- Party wall agreements – an agreement required with adjoining neighbours, to be arranged by a party wall surveyor (varies depending on the number of affected neighbours, circa 0.5% of the construction cost)
The cost of submitting a planning application to the local authority for a basement is usually £206. This assumes that the project requires a householder application only.
Remember that you are also likely to be liable to pay VAT on all professional fees.
Consultants’ costs: pre planning
Due to their complexity, planning applications for basement extensions require a number of specialist consultant reports. Basement extension projects, therefore, require a larger investment from a client at an early, pre-planning, stage than other house extension projects. In addition to architect’s fees, clients with basement projects should be prepared to pay £6,000+ to various other consultants for pre-planning reports.
The specialist consultant reports required for planning typically cover two main areas: site issues and construction issues.
- A design, access and heritage statement is required with most basement planning applications.
- A basement impact assessment will identify and propose solutions to mitigate the risks caused by the construction of a basement extension.
- A flood risk assessment will help determine whether the proposal is viable, and how any risks can be mitigated.
- A SUDS (sustainable drainage system) report will help manage the drainage of surface water on site.
- A geological survey will include borehole tests or full trial pits to determine the ground make-up on the site, which will help the structural engineer design the foundations and structure.
- Structural report with design and calculations.
- A tree survey will identify any trees on the site or nearby that may need to be considered when designing the foundations and structure.
- Historical surveys and archaeological surveys are particularly important when dealing with Listed buildings or working in Conservation Areas.
- Sun and daylight reports will identify the effect of the proposal on neighbouring buildings in terms of overshadowing and the daylight levels inside the proposals.
- Drainage and services surveys will identify the current services in the ground. They also allow for the design of the new proposals to integrate into the existing works.

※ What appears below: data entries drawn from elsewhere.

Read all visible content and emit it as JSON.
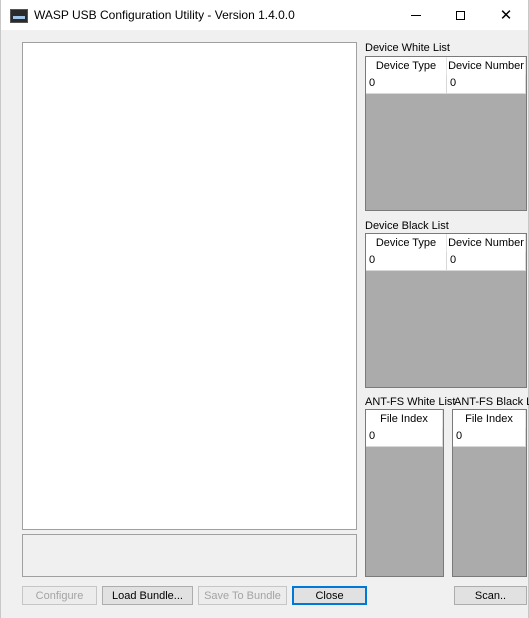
{
  "window": {
    "title": "WASP USB Configuration Utility - Version 1.4.0.0",
    "controls": {
      "minimize": "minimize",
      "maximize": "maximize",
      "close": "✕"
    }
  },
  "device_white_list": {
    "label": "Device White List",
    "columns": [
      "Device Type",
      "Device Number"
    ],
    "rows": [
      [
        "0",
        "0"
      ]
    ]
  },
  "device_black_list": {
    "label": "Device Black List",
    "columns": [
      "Device Type",
      "Device Number"
    ],
    "rows": [
      [
        "0",
        "0"
      ]
    ]
  },
  "antfs_white_list": {
    "label": "ANT-FS White List",
    "columns": [
      "File Index"
    ],
    "rows": [
      [
        "0"
      ]
    ]
  },
  "antfs_black_list": {
    "label": "ANT-FS Black List",
    "columns": [
      "File Index"
    ],
    "rows": [
      [
        "0"
      ]
    ]
  },
  "buttons": {
    "configure": "Configure",
    "load_bundle": "Load Bundle...",
    "save_to_bundle": "Save To Bundle",
    "close": "Close",
    "scan": "Scan.."
  },
  "colors": {
    "accent": "#0078d7",
    "grid_background": "#ababab",
    "window_background": "#f0f0f0"
  }
}
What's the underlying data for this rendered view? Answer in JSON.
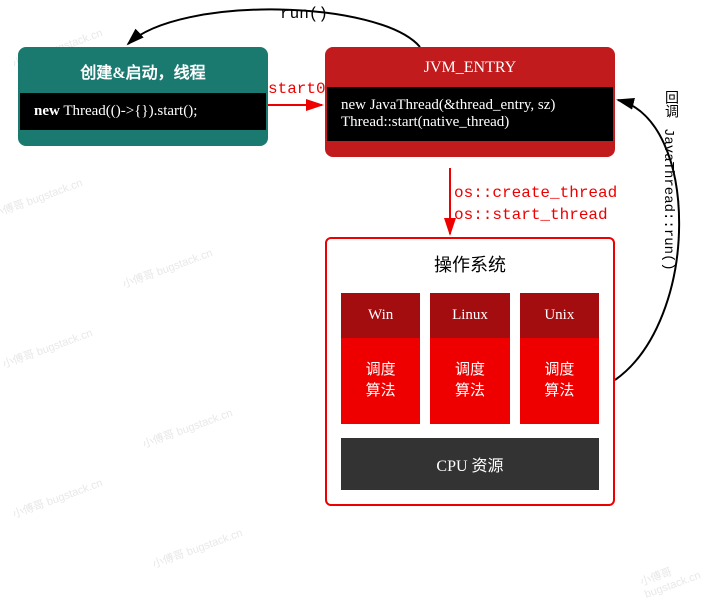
{
  "left_box": {
    "title": "创建&启动，线程",
    "code_prefix": "new",
    "code_rest": " Thread(()->{}).start();"
  },
  "right_box": {
    "title": "JVM_ENTRY",
    "code_line1": "new JavaThread(&thread_entry, sz)",
    "code_line2": "Thread::start(native_thread)"
  },
  "os_box": {
    "title": "操作系统",
    "cols": [
      {
        "name": "Win",
        "body": "调度\n算法"
      },
      {
        "name": "Linux",
        "body": "调度\n算法"
      },
      {
        "name": "Unix",
        "body": "调度\n算法"
      }
    ],
    "cpu": "CPU 资源"
  },
  "labels": {
    "run": "run()",
    "start0": "start0",
    "os_create": "os::create_thread",
    "os_start": "os::start_thread",
    "callback1": "回调",
    "callback2": "JavaThread::run()"
  },
  "watermark": "小傅哥 bugstack.cn"
}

Warm, natural materials can create a cosy and relaxing space in the basement. Lower levels of daylight can even help to give a sense of seclusion – perfect for a yoga room or wellness suite.
- A construction traffic management plan will often be a requirement of the planning permission. This plan details the approach to site management and deliveries.
- A noise / acoustic report will identify the activities that will make greater noise and ensure these are carried out during the permitted hours.
- A dust / air quality assessment report includes environmental factors that have to be considered during excavation works. This will identify the types of neighbours that are nearby and how the impact on air quality can be mitigated.
- A vibration report is particularly important for basement projects due to the nature of the excavations required. It will identify the risks involved and propose mitigation methods.
Fee proposals for the above reports and surveys can be obtained from consultants that we often work with.
Constructing a basement is more expensive than a typical above-ground extension. If, however, there are site restrictions or planning issues with above ground development, a basement extension can provide valuable extra living space without the cost and inconvenience of moving house.
Please visit our project portfolio to see Architecture for London’s recent projects.
Basement extension costs for a terrace house in London typically start at a minimum of £4,000 per square metre plus VAT. Consultants and planning fees will be payable in addition to the build costs.
This is difficult to usefully measure due to the large number of ‘special’ basements in high value areas of London containing car lifts, swimming pools and other expensive design features. A reasonable estimate across London might be £4,500 per square metre plus VAT and consultants fees.